## Work to complete
Images are to be left out; everything else in the records gets copied exactly.

## Data section
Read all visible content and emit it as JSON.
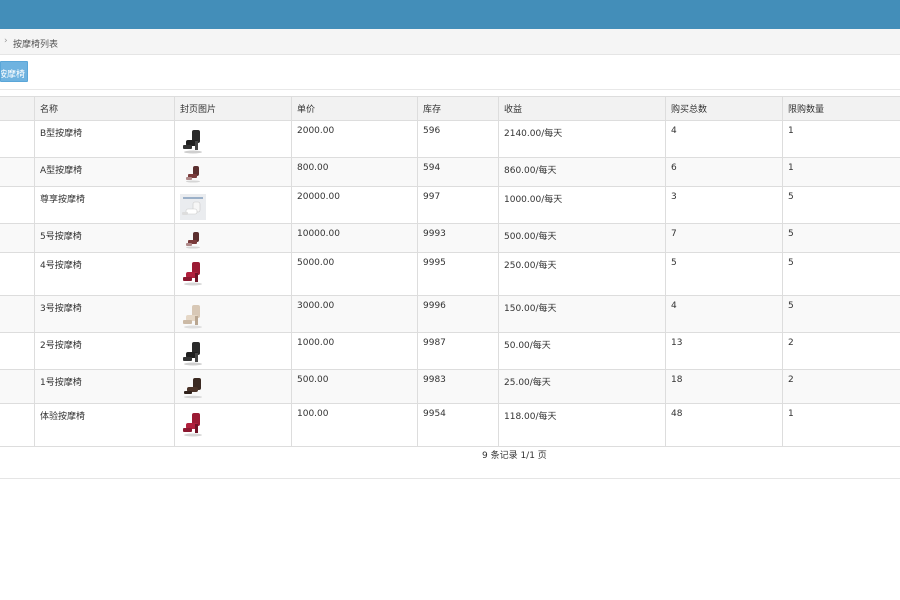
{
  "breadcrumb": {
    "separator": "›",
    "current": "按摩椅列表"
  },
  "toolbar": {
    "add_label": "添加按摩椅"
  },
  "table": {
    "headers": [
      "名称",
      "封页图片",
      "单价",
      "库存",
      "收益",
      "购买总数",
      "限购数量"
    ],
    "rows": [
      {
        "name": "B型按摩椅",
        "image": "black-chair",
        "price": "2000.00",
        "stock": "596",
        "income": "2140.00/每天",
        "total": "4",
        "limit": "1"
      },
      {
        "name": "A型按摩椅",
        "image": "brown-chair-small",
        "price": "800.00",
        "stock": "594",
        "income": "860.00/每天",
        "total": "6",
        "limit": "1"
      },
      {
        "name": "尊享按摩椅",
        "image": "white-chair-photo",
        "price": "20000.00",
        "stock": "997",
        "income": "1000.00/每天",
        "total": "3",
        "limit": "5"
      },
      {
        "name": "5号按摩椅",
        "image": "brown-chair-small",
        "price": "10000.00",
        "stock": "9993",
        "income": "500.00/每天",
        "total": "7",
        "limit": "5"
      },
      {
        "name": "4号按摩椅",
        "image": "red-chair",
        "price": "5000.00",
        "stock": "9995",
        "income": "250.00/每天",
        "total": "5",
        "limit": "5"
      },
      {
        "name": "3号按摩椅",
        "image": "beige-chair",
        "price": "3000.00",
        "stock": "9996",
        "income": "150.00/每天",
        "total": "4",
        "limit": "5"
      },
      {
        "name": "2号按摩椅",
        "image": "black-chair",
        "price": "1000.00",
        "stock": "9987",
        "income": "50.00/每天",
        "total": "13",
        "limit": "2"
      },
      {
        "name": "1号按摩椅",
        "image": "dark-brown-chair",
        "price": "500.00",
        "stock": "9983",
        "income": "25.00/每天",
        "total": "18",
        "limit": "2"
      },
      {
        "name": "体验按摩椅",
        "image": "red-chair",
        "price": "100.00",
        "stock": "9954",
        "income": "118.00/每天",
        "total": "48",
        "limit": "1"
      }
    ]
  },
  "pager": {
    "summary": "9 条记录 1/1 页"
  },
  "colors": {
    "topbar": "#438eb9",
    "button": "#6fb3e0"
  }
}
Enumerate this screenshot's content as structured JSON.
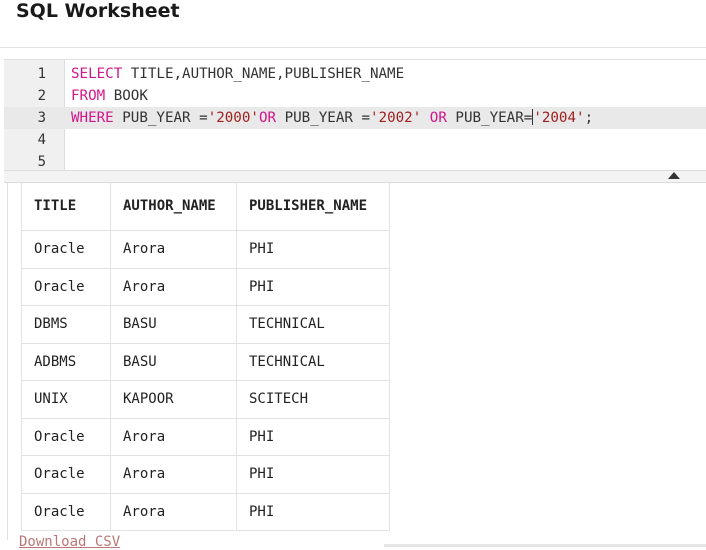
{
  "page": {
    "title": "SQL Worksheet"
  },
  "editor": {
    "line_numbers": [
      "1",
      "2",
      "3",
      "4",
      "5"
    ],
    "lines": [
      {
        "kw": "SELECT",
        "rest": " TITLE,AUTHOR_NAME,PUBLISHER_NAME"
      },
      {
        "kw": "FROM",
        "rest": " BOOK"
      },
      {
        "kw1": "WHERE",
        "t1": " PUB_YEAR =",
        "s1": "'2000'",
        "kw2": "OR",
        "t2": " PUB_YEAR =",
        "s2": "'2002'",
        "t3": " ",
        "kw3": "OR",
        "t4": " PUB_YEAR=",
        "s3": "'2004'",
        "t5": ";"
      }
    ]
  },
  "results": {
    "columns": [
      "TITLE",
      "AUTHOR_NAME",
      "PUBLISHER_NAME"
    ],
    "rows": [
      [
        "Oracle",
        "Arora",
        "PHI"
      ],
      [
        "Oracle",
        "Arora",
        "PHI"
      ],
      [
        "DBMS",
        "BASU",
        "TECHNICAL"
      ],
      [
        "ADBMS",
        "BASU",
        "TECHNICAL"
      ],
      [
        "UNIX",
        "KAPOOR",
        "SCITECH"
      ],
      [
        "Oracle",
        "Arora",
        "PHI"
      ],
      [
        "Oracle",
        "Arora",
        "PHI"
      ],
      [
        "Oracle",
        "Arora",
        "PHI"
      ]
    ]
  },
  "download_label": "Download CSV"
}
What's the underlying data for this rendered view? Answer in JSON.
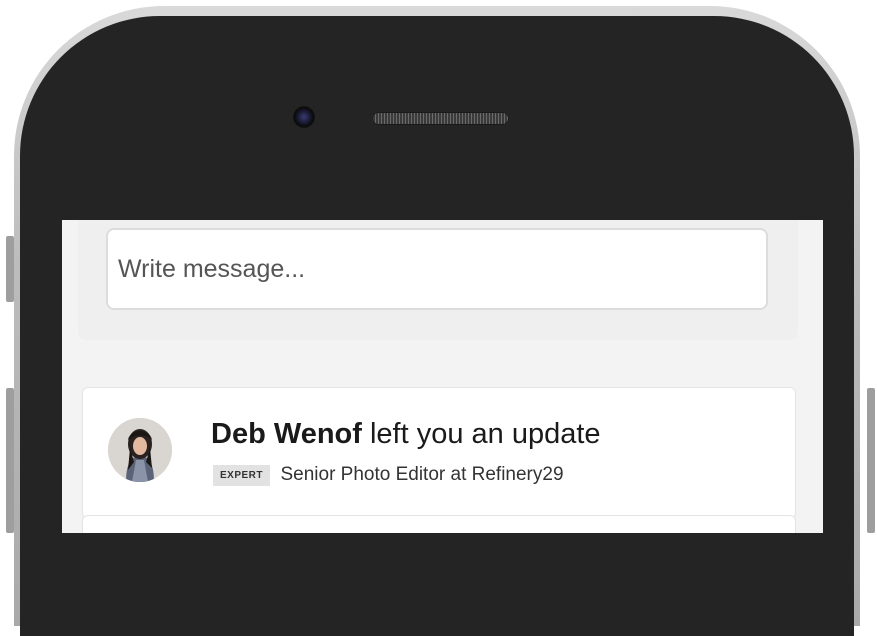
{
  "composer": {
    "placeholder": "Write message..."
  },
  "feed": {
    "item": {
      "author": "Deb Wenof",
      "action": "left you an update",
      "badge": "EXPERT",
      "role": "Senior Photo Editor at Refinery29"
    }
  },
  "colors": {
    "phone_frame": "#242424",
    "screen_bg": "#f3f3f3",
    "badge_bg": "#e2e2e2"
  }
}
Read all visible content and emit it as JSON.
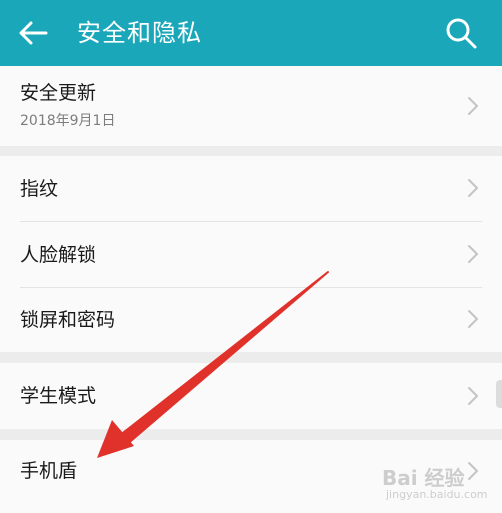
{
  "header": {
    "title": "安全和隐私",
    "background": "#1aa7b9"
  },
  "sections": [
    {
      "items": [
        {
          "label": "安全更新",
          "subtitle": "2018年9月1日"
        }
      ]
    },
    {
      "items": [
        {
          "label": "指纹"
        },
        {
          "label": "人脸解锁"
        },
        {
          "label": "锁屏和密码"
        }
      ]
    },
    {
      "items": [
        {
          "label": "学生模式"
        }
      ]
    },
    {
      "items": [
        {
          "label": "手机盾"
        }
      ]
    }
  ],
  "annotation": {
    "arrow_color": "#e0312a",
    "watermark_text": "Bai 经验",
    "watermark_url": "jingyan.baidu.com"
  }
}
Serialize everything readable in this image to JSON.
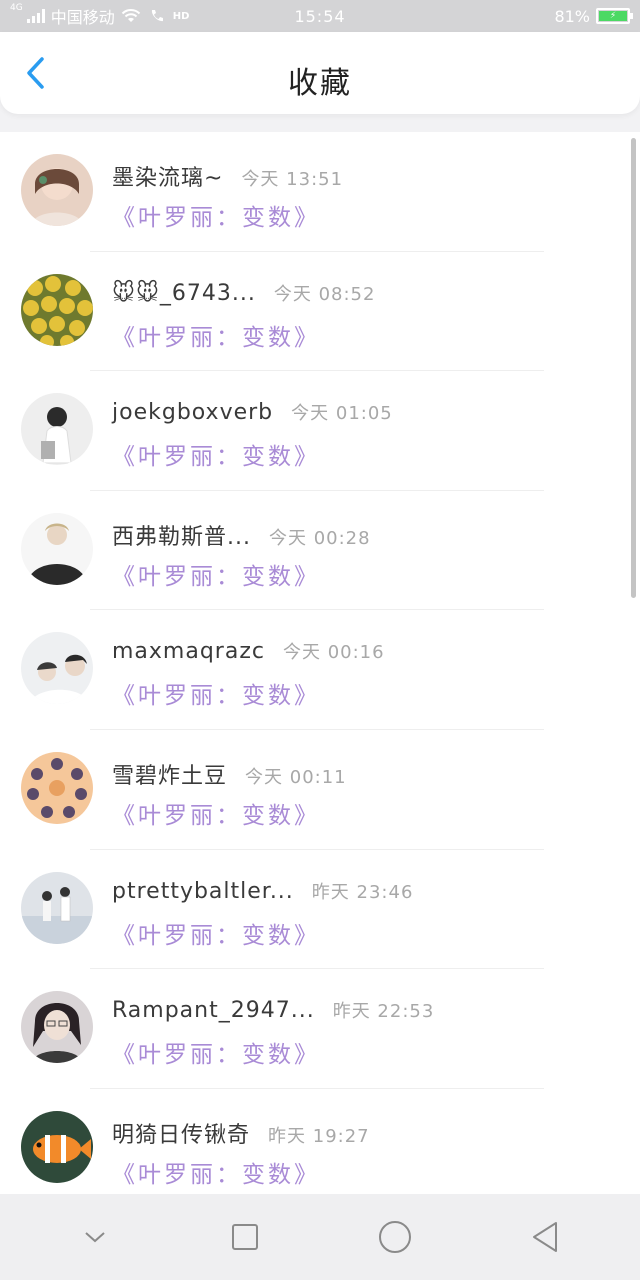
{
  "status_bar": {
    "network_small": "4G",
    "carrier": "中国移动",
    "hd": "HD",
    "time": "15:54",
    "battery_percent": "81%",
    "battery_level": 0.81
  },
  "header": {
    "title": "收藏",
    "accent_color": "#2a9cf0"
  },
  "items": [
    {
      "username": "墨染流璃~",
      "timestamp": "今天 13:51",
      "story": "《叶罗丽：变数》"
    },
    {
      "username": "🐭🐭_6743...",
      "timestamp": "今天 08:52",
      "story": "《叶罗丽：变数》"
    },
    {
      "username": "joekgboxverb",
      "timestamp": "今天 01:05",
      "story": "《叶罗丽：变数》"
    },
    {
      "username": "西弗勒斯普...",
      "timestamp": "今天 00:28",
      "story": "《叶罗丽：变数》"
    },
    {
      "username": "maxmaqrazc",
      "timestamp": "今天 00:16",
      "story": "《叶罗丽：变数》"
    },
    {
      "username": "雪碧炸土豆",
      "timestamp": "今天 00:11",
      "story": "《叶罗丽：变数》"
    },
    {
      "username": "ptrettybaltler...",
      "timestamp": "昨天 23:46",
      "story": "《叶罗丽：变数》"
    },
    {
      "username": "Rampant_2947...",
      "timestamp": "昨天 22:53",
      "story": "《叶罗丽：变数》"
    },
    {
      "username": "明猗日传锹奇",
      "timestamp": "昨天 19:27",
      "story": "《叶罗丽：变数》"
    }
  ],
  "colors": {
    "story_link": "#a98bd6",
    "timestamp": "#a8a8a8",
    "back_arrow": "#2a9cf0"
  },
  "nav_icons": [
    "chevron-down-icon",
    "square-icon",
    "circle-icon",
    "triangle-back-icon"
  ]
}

## Exercise response
Read all visible content and emit it as JSON.
{
  "breadcrumb": {
    "separator": "›",
    "current": "按摩椅列表"
  },
  "toolbar": {
    "add_label": "添加按摩椅"
  },
  "table": {
    "headers": [
      "名称",
      "封页图片",
      "单价",
      "库存",
      "收益",
      "购买总数",
      "限购数量"
    ],
    "rows": [
      {
        "name": "B型按摩椅",
        "image": "black-chair",
        "price": "2000.00",
        "stock": "596",
        "income": "2140.00/每天",
        "total": "4",
        "limit": "1"
      },
      {
        "name": "A型按摩椅",
        "image": "brown-chair-small",
        "price": "800.00",
        "stock": "594",
        "income": "860.00/每天",
        "total": "6",
        "limit": "1"
      },
      {
        "name": "尊享按摩椅",
        "image": "white-chair-photo",
        "price": "20000.00",
        "stock": "997",
        "income": "1000.00/每天",
        "total": "3",
        "limit": "5"
      },
      {
        "name": "5号按摩椅",
        "image": "brown-chair-small",
        "price": "10000.00",
        "stock": "9993",
        "income": "500.00/每天",
        "total": "7",
        "limit": "5"
      },
      {
        "name": "4号按摩椅",
        "image": "red-chair",
        "price": "5000.00",
        "stock": "9995",
        "income": "250.00/每天",
        "total": "5",
        "limit": "5"
      },
      {
        "name": "3号按摩椅",
        "image": "beige-chair",
        "price": "3000.00",
        "stock": "9996",
        "income": "150.00/每天",
        "total": "4",
        "limit": "5"
      },
      {
        "name": "2号按摩椅",
        "image": "black-chair",
        "price": "1000.00",
        "stock": "9987",
        "income": "50.00/每天",
        "total": "13",
        "limit": "2"
      },
      {
        "name": "1号按摩椅",
        "image": "dark-brown-chair",
        "price": "500.00",
        "stock": "9983",
        "income": "25.00/每天",
        "total": "18",
        "limit": "2"
      },
      {
        "name": "体验按摩椅",
        "image": "red-chair",
        "price": "100.00",
        "stock": "9954",
        "income": "118.00/每天",
        "total": "48",
        "limit": "1"
      }
    ]
  },
  "pager": {
    "summary": "9 条记录 1/1 页"
  },
  "colors": {
    "topbar": "#438eb9",
    "button": "#6fb3e0"
  }
}
Enumerate this screenshot's content as structured JSON.
{
  "page": {
    "title": "SQL Worksheet"
  },
  "editor": {
    "line_numbers": [
      "1",
      "2",
      "3",
      "4",
      "5"
    ],
    "lines": [
      {
        "kw": "SELECT",
        "rest": " TITLE,AUTHOR_NAME,PUBLISHER_NAME"
      },
      {
        "kw": "FROM",
        "rest": " BOOK"
      },
      {
        "kw1": "WHERE",
        "t1": " PUB_YEAR =",
        "s1": "'2000'",
        "kw2": "OR",
        "t2": " PUB_YEAR =",
        "s2": "'2002'",
        "t3": " ",
        "kw3": "OR",
        "t4": " PUB_YEAR=",
        "s3": "'2004'",
        "t5": ";"
      }
    ]
  },
  "results": {
    "columns": [
      "TITLE",
      "AUTHOR_NAME",
      "PUBLISHER_NAME"
    ],
    "rows": [
      [
        "Oracle",
        "Arora",
        "PHI"
      ],
      [
        "Oracle",
        "Arora",
        "PHI"
      ],
      [
        "DBMS",
        "BASU",
        "TECHNICAL"
      ],
      [
        "ADBMS",
        "BASU",
        "TECHNICAL"
      ],
      [
        "UNIX",
        "KAPOOR",
        "SCITECH"
      ],
      [
        "Oracle",
        "Arora",
        "PHI"
      ],
      [
        "Oracle",
        "Arora",
        "PHI"
      ],
      [
        "Oracle",
        "Arora",
        "PHI"
      ]
    ]
  },
  "download_label": "Download CSV"
}
What's the underlying data for this rendered view? Answer in JSON.
{
  "composer": {
    "placeholder": "Write message..."
  },
  "feed": {
    "item": {
      "author": "Deb Wenof",
      "action": "left you an update",
      "badge": "EXPERT",
      "role": "Senior Photo Editor at Refinery29"
    }
  },
  "colors": {
    "phone_frame": "#242424",
    "screen_bg": "#f3f3f3",
    "badge_bg": "#e2e2e2"
  }
}
Read all visible content and emit it as JSON.
{
  "header": {
    "title": "安全和隐私",
    "background": "#1aa7b9"
  },
  "sections": [
    {
      "items": [
        {
          "label": "安全更新",
          "subtitle": "2018年9月1日"
        }
      ]
    },
    {
      "items": [
        {
          "label": "指纹"
        },
        {
          "label": "人脸解锁"
        },
        {
          "label": "锁屏和密码"
        }
      ]
    },
    {
      "items": [
        {
          "label": "学生模式"
        }
      ]
    },
    {
      "items": [
        {
          "label": "手机盾"
        }
      ]
    }
  ],
  "annotation": {
    "arrow_color": "#e0312a",
    "watermark_text": "Bai 经验",
    "watermark_url": "jingyan.baidu.com"
  }
}
Serialize everything readable in this image to JSON.
{
  "status_bar": {
    "network_small": "4G",
    "carrier": "中国移动",
    "hd": "HD",
    "time": "15:54",
    "battery_percent": "81%",
    "battery_level": 0.81
  },
  "header": {
    "title": "收藏",
    "accent_color": "#2a9cf0"
  },
  "items": [
    {
      "username": "墨染流璃~",
      "timestamp": "今天 13:51",
      "story": "《叶罗丽：变数》"
    },
    {
      "username": "🐭🐭_6743...",
      "timestamp": "今天 08:52",
      "story": "《叶罗丽：变数》"
    },
    {
      "username": "joekgboxverb",
      "timestamp": "今天 01:05",
      "story": "《叶罗丽：变数》"
    },
    {
      "username": "西弗勒斯普...",
      "timestamp": "今天 00:28",
      "story": "《叶罗丽：变数》"
    },
    {
      "username": "maxmaqrazc",
      "timestamp": "今天 00:16",
      "story": "《叶罗丽：变数》"
    },
    {
      "username": "雪碧炸土豆",
      "timestamp": "今天 00:11",
      "story": "《叶罗丽：变数》"
    },
    {
      "username": "ptrettybaltler...",
      "timestamp": "昨天 23:46",
      "story": "《叶罗丽：变数》"
    },
    {
      "username": "Rampant_2947...",
      "timestamp": "昨天 22:53",
      "story": "《叶罗丽：变数》"
    },
    {
      "username": "明猗日传锹奇",
      "timestamp": "昨天 19:27",
      "story": "《叶罗丽：变数》"
    }
  ],
  "colors": {
    "story_link": "#a98bd6",
    "timestamp": "#a8a8a8",
    "back_arrow": "#2a9cf0"
  },
  "nav_icons": [
    "chevron-down-icon",
    "square-icon",
    "circle-icon",
    "triangle-back-icon"
  ]
}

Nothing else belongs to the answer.